### EXERCISE INSTRUCTIONS
Below are entries. Pull out all lines containing "What".

*** Block opens ***

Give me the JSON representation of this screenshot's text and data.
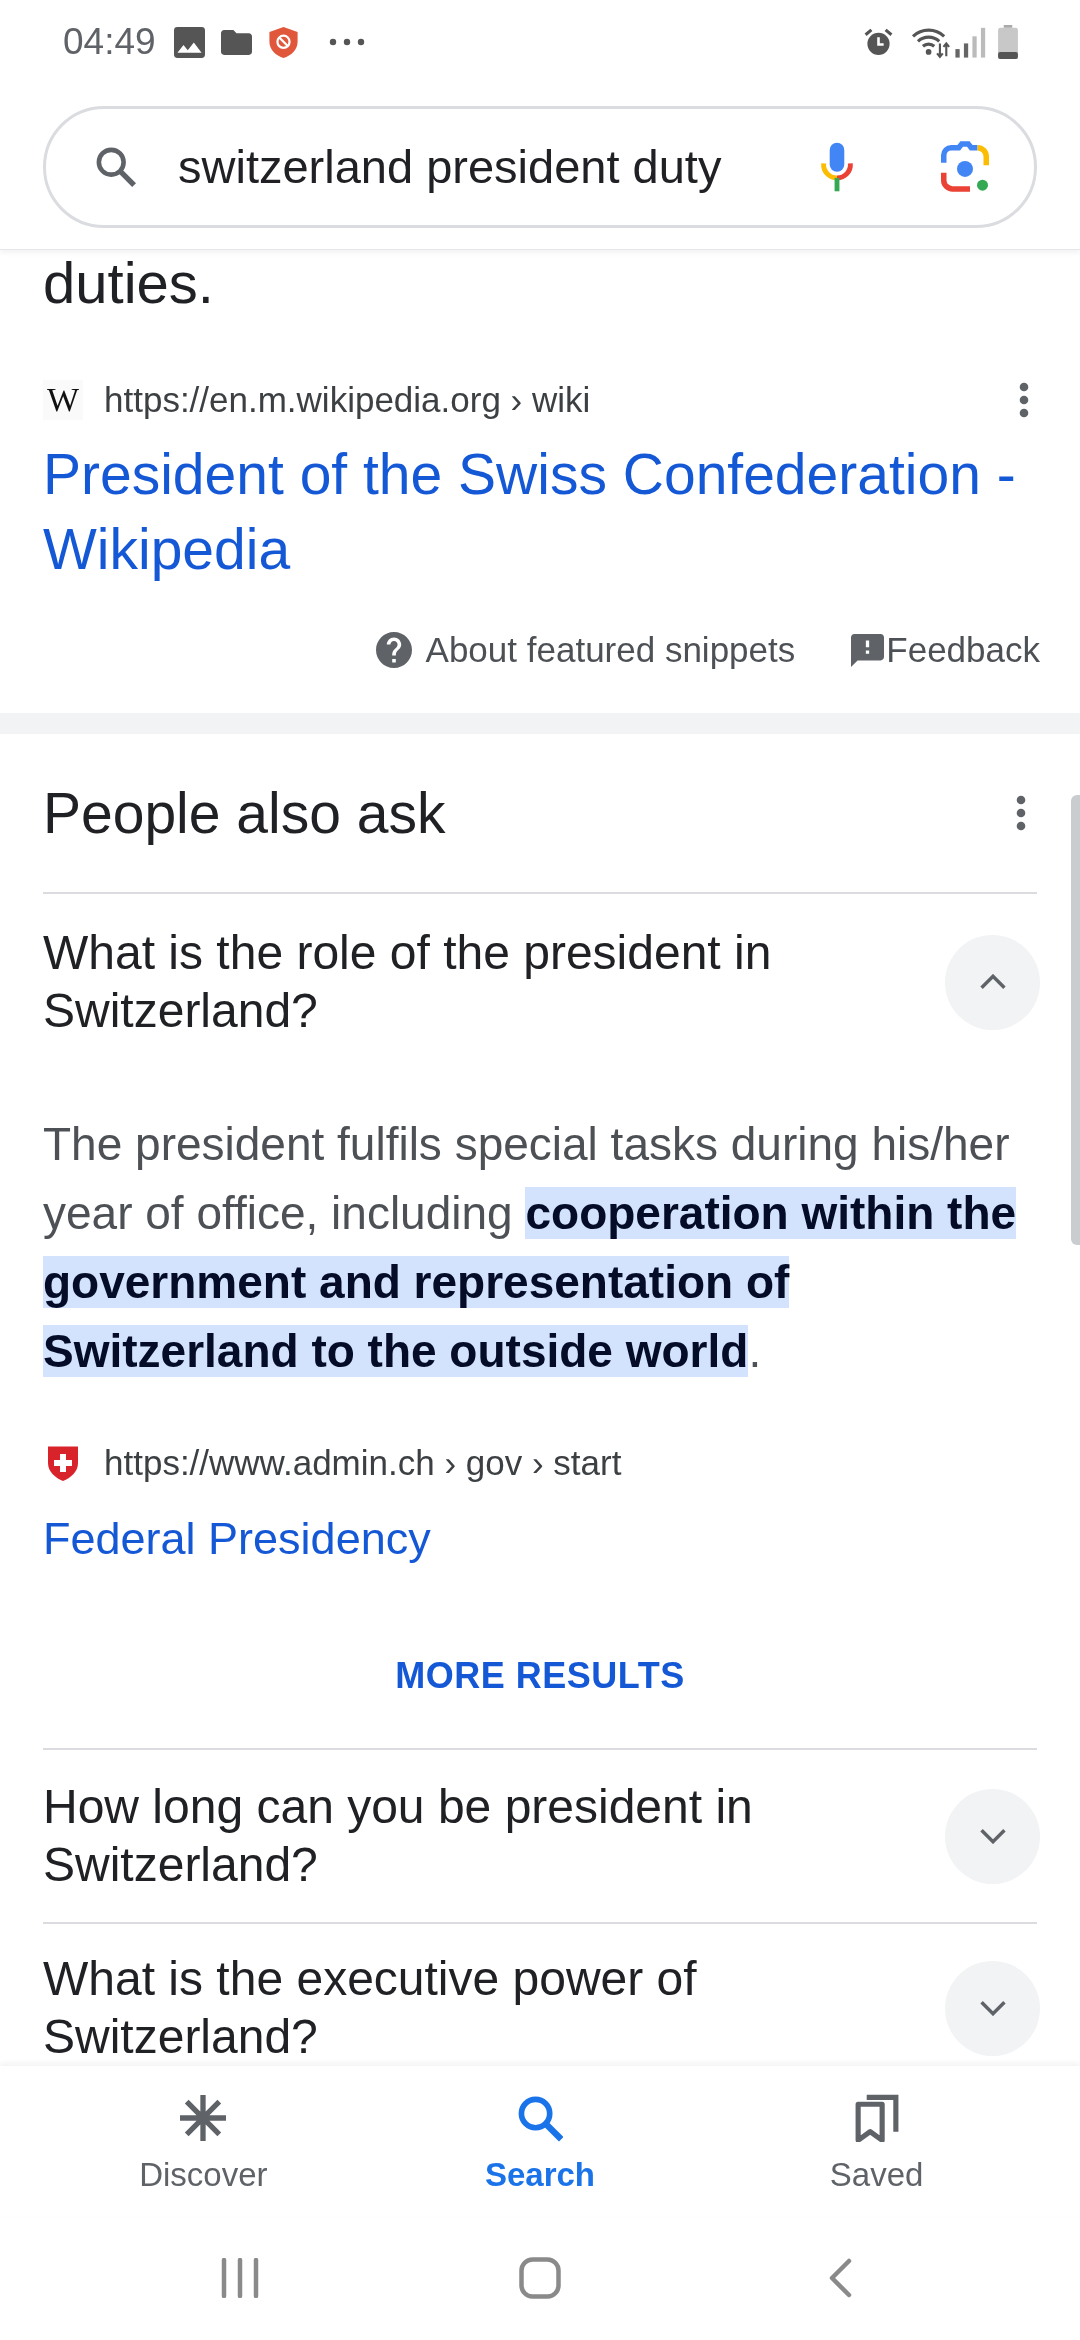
{
  "status_bar": {
    "time": "04:49"
  },
  "search_bar": {
    "value": "switzerland president duty"
  },
  "featured_snippet": {
    "text": "duties.",
    "source": {
      "favicon": "W",
      "url": "https://en.m.wikipedia.org › wiki",
      "title": "President of the Swiss Confederation - Wikipedia"
    },
    "footer": {
      "about": "About featured snippets",
      "feedback": "Feedback"
    }
  },
  "people_also_ask": {
    "title": "People also ask",
    "questions": [
      {
        "question": "What is the role of the president in Switzerland?",
        "expanded": true,
        "answer": "The president fulfils special tasks during his/her year of office, including **cooperation within the government and representation of Switzerland to the outside world**.",
        "source": {
          "url": "https://www.admin.ch › gov › start",
          "title": "Federal Presidency"
        },
        "more_results": "MORE RESULTS"
      },
      {
        "question": "How long can you be president in Switzerland?",
        "expanded": false
      },
      {
        "question": "What is the executive power of Switzerland?",
        "expanded": false
      }
    ]
  },
  "bottom_nav": [
    {
      "label": "Discover",
      "selected": false
    },
    {
      "label": "Search",
      "selected": true
    },
    {
      "label": "Saved",
      "selected": false
    }
  ]
}
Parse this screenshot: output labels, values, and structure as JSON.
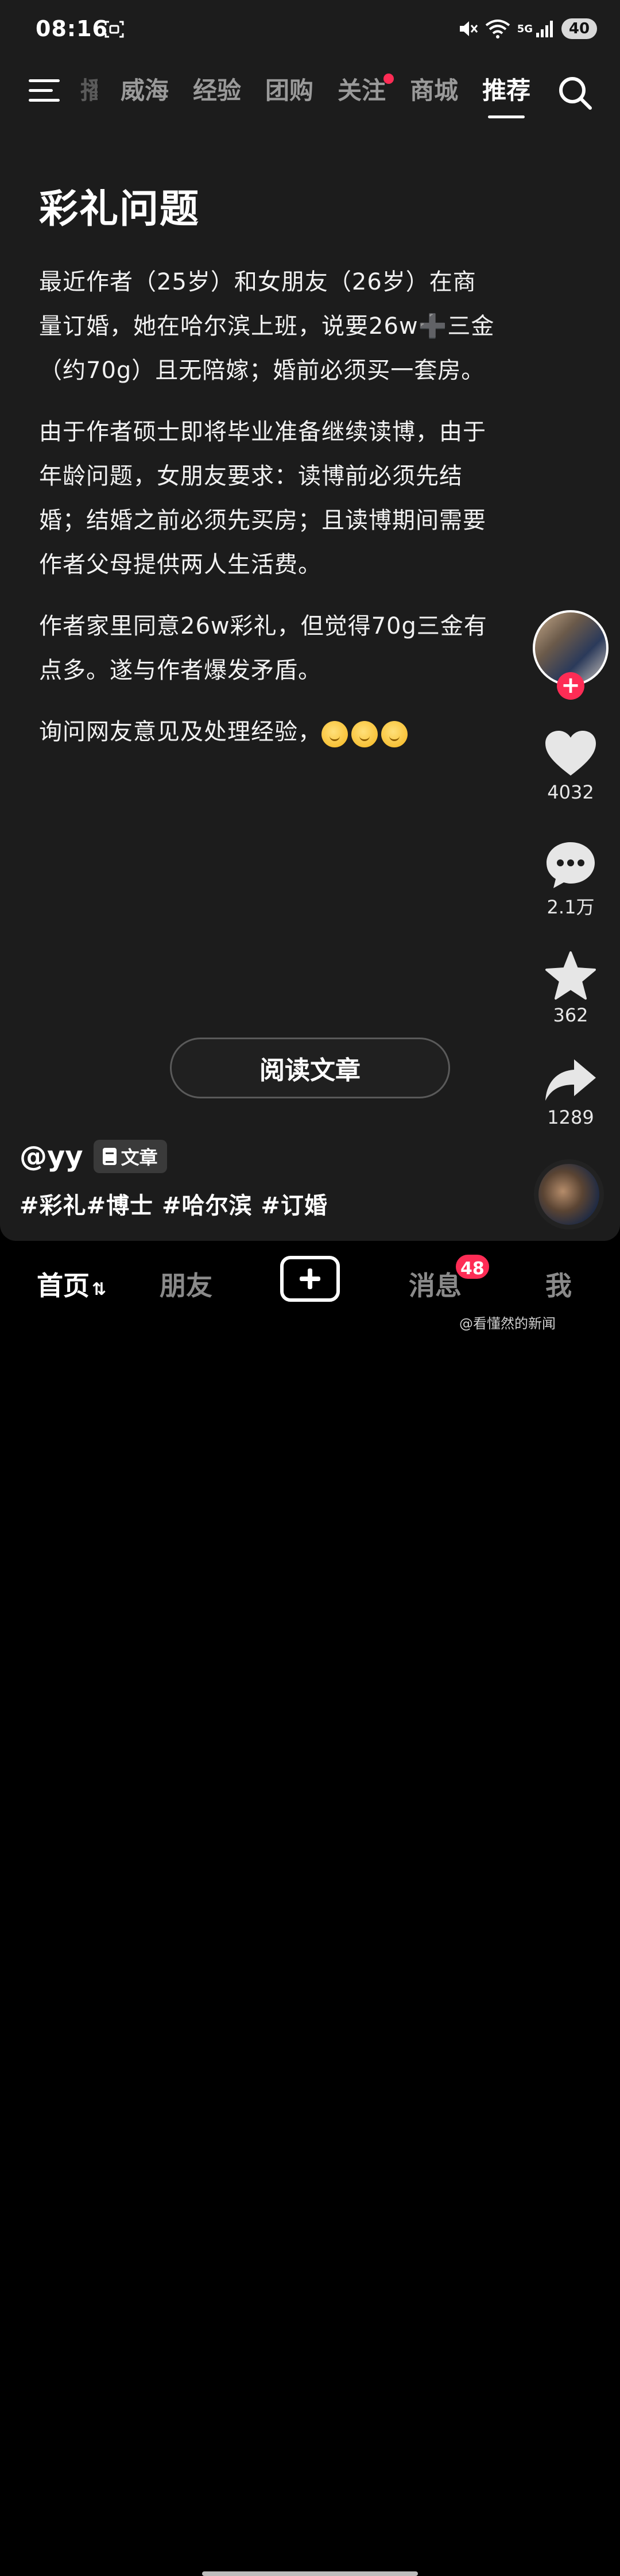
{
  "status_bar": {
    "time": "08:16",
    "network": "5G",
    "battery": "40"
  },
  "top_nav": {
    "tabs": [
      {
        "label": "播",
        "state": "faded"
      },
      {
        "label": "威海",
        "state": "normal"
      },
      {
        "label": "经验",
        "state": "normal"
      },
      {
        "label": "团购",
        "state": "normal"
      },
      {
        "label": "关注",
        "state": "notify"
      },
      {
        "label": "商城",
        "state": "normal"
      },
      {
        "label": "推荐",
        "state": "active"
      }
    ]
  },
  "article": {
    "title": "彩礼问题",
    "paragraphs": [
      " 最近作者（25岁）和女朋友（26岁）在商量订婚，她在哈尔滨上班，说要26w➕三金（约70g）且无陪嫁；婚前必须买一套房。",
      " 由于作者硕士即将毕业准备继续读博，由于年龄问题，女朋友要求：读博前必须先结婚；结婚之前必须先买房；且读博期间需要作者父母提供两人生活费。",
      "作者家里同意26w彩礼，但觉得70g三金有点多。遂与作者爆发矛盾。"
    ],
    "last_line": "询问网友意见及处理经验，"
  },
  "actions": {
    "like_count": "4032",
    "comment_count": "2.1万",
    "favorite_count": "362",
    "share_count": "1289"
  },
  "post": {
    "read_button": "阅读文章",
    "author": "@yy",
    "badge": "文章",
    "hashtags": "#彩礼#博士 #哈尔滨 #订婚"
  },
  "bottom_bar": {
    "home": "首页",
    "friends": "朋友",
    "messages": "消息",
    "messages_badge": "48",
    "me": "我"
  },
  "watermark": "@看懂然的新闻",
  "colors": {
    "accent": "#fe2c55",
    "background": "#1c1c1c"
  }
}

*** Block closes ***

### RESPONSE TO THIS EXERCISE
        "question": "What is the role of the president in Switzerland?",
        "question": "What is the executive power of Switzerland?",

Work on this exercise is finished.